How can I decrease the noise in an "loud" room?greenspun.com : LUSENET : Cooking & Crafts : One Thread
Our dining room is tiled in some kind of ceramic tile, there's a stone fireplace, and the dining room chairs have nothing on the bottom of the legs so whenever they get moved there's that horrible scraping noise. What can I do to absorb some of the NOISE from 4 kids? What has worked for you? What do people put on the bottom of their chair legs? I have no clue where to start!!
-- gita (email@example.com), March 13, 2002
Cork, fabric, any soft material on the walls helps absorb sound.
-- mitch hearn (firstname.lastname@example.org), March 14, 2002.

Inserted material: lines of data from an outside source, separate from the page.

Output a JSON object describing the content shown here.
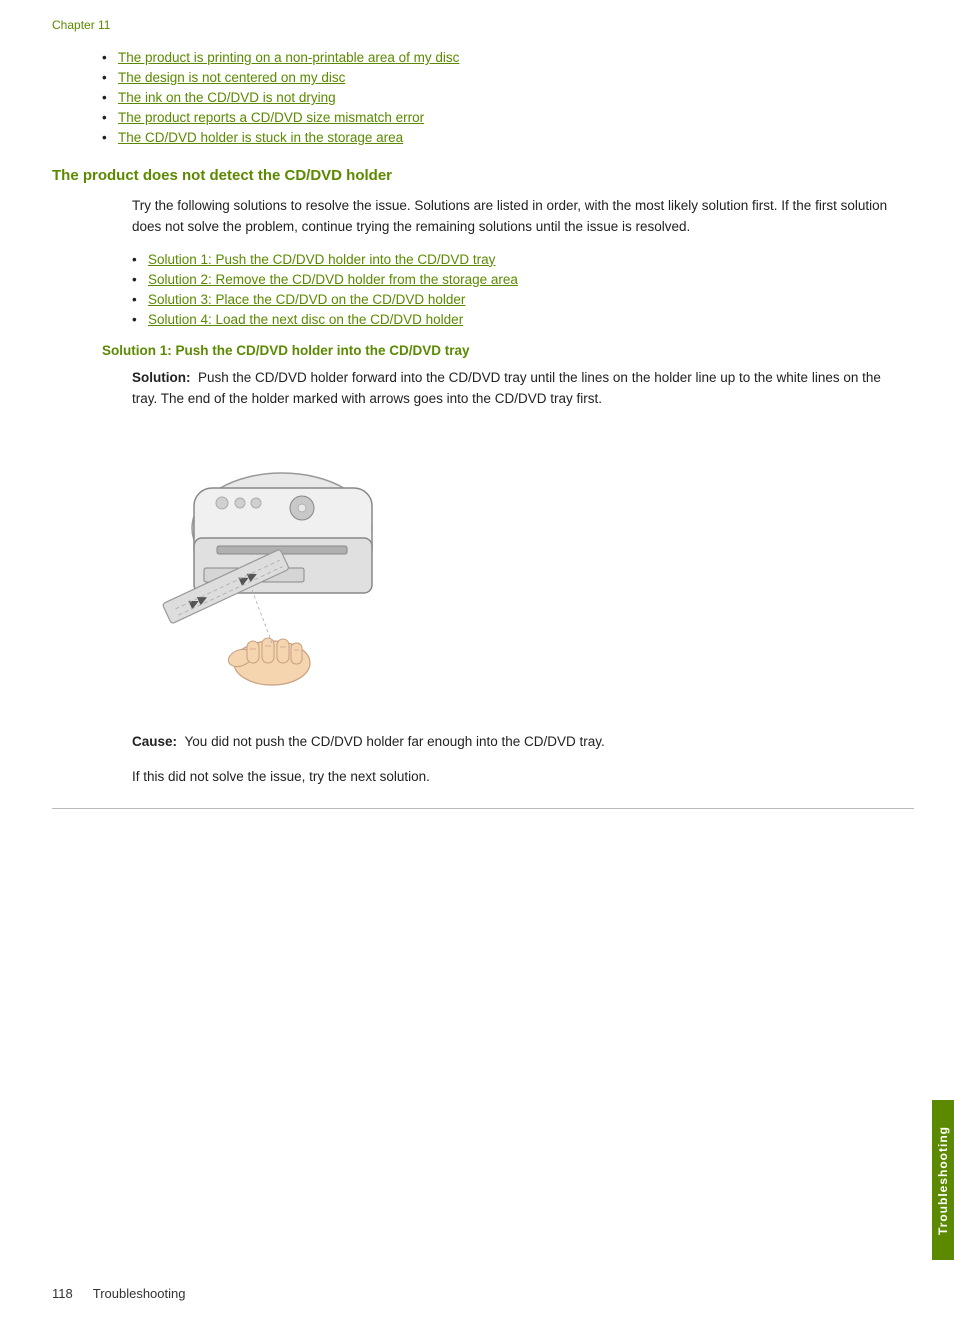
{
  "chapter": {
    "label": "Chapter 11"
  },
  "top_bullets": [
    {
      "text": "The product is printing on a non-printable area of my disc",
      "href": "#"
    },
    {
      "text": "The design is not centered on my disc",
      "href": "#"
    },
    {
      "text": "The ink on the CD/DVD is not drying",
      "href": "#"
    },
    {
      "text": "The product reports a CD/DVD size mismatch error",
      "href": "#"
    },
    {
      "text": "The CD/DVD holder is stuck in the storage area",
      "href": "#"
    }
  ],
  "section": {
    "heading": "The product does not detect the CD/DVD holder",
    "intro": "Try the following solutions to resolve the issue. Solutions are listed in order, with the most likely solution first. If the first solution does not solve the problem, continue trying the remaining solutions until the issue is resolved.",
    "solutions": [
      {
        "text": "Solution 1: Push the CD/DVD holder into the CD/DVD tray",
        "href": "#"
      },
      {
        "text": "Solution 2: Remove the CD/DVD holder from the storage area",
        "href": "#"
      },
      {
        "text": "Solution 3: Place the CD/DVD on the CD/DVD holder",
        "href": "#"
      },
      {
        "text": "Solution 4: Load the next disc on the CD/DVD holder",
        "href": "#"
      }
    ]
  },
  "solution1": {
    "heading": "Solution 1: Push the CD/DVD holder into the CD/DVD tray",
    "solution_label": "Solution:",
    "solution_text": "Push the CD/DVD holder forward into the CD/DVD tray until the lines on the holder line up to the white lines on the tray. The end of the holder marked with arrows goes into the CD/DVD tray first.",
    "cause_label": "Cause:",
    "cause_text": "You did not push the CD/DVD holder far enough into the CD/DVD tray.",
    "next_solution_text": "If this did not solve the issue, try the next solution."
  },
  "footer": {
    "page_number": "118",
    "label": "Troubleshooting"
  },
  "sidebar": {
    "label": "Troubleshooting"
  }
}
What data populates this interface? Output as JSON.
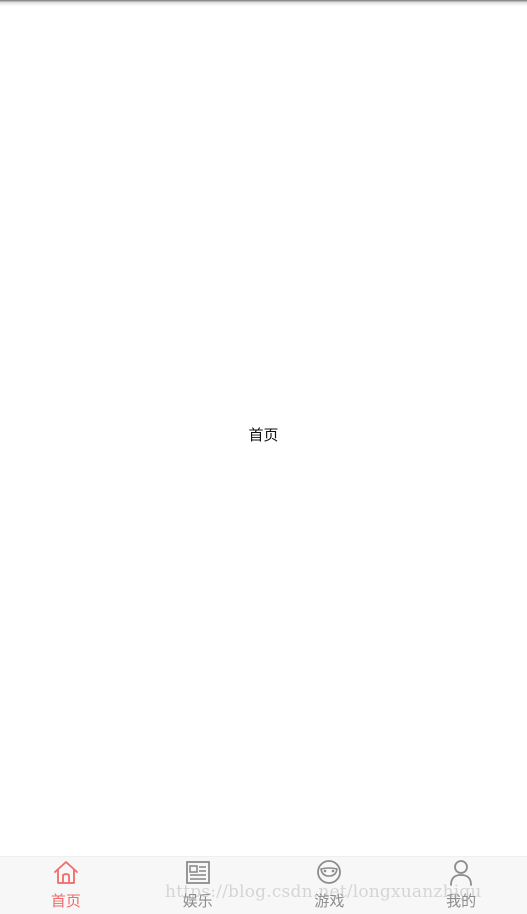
{
  "page": {
    "center_label": "首页"
  },
  "tabbar": {
    "active_color": "#f06a6a",
    "inactive_color": "#8c8c8c",
    "tabs": [
      {
        "label": "首页",
        "icon": "home-icon",
        "active": true
      },
      {
        "label": "娱乐",
        "icon": "news-icon",
        "active": false
      },
      {
        "label": "游戏",
        "icon": "game-icon",
        "active": false
      },
      {
        "label": "我的",
        "icon": "user-icon",
        "active": false
      }
    ]
  },
  "watermark": {
    "text": "https://blog.csdn.net/longxuanzhigu"
  }
}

Chair legs - Measure the size of the bottom of the chair legs (should be 3/4", 1" or thereabouts). Go to Home Depot or similar type store and check out the furniture castors. These are small discs or caps which fit on the bottom of your chair or table legs. You can probably find castors at many hardware stores, or even places like K-Mart, Wal-Mart, etc. but stores like Home Depot will have the biggest selection. You should be able to find casters in hard or soft plastic, rubber, etc. They make a big difference in quieting the noise, as well as saving you from scratches on your floor.
Mitch is right about the rest of the room, use heavier drapes on the windows, cover a wall or walls with cork or something else to absorb noise, consider a large throw rug for the floor. The more material you have in the room the quieter it will be. We had our living room recarpeted last summer - during the time when the old carpet was removed and the new carpet laid, we couldn't believe how noisy the old hardwood floor was!
-- Lenette (email@example.com), March 14, 2002.
Install acoustic ceiling tiles. Works great. Deadens the sound of a room down quite a bit.
-- Jennifer L. (Northern NYS) (firstname.lastname@example.org), March 14, 2002.
Display quilts on the walls or quilted tapestries to deaden the noise some and give a homey touch to the room.
-- Jay Blair in N. AL (email@example.com), March 14, 2002.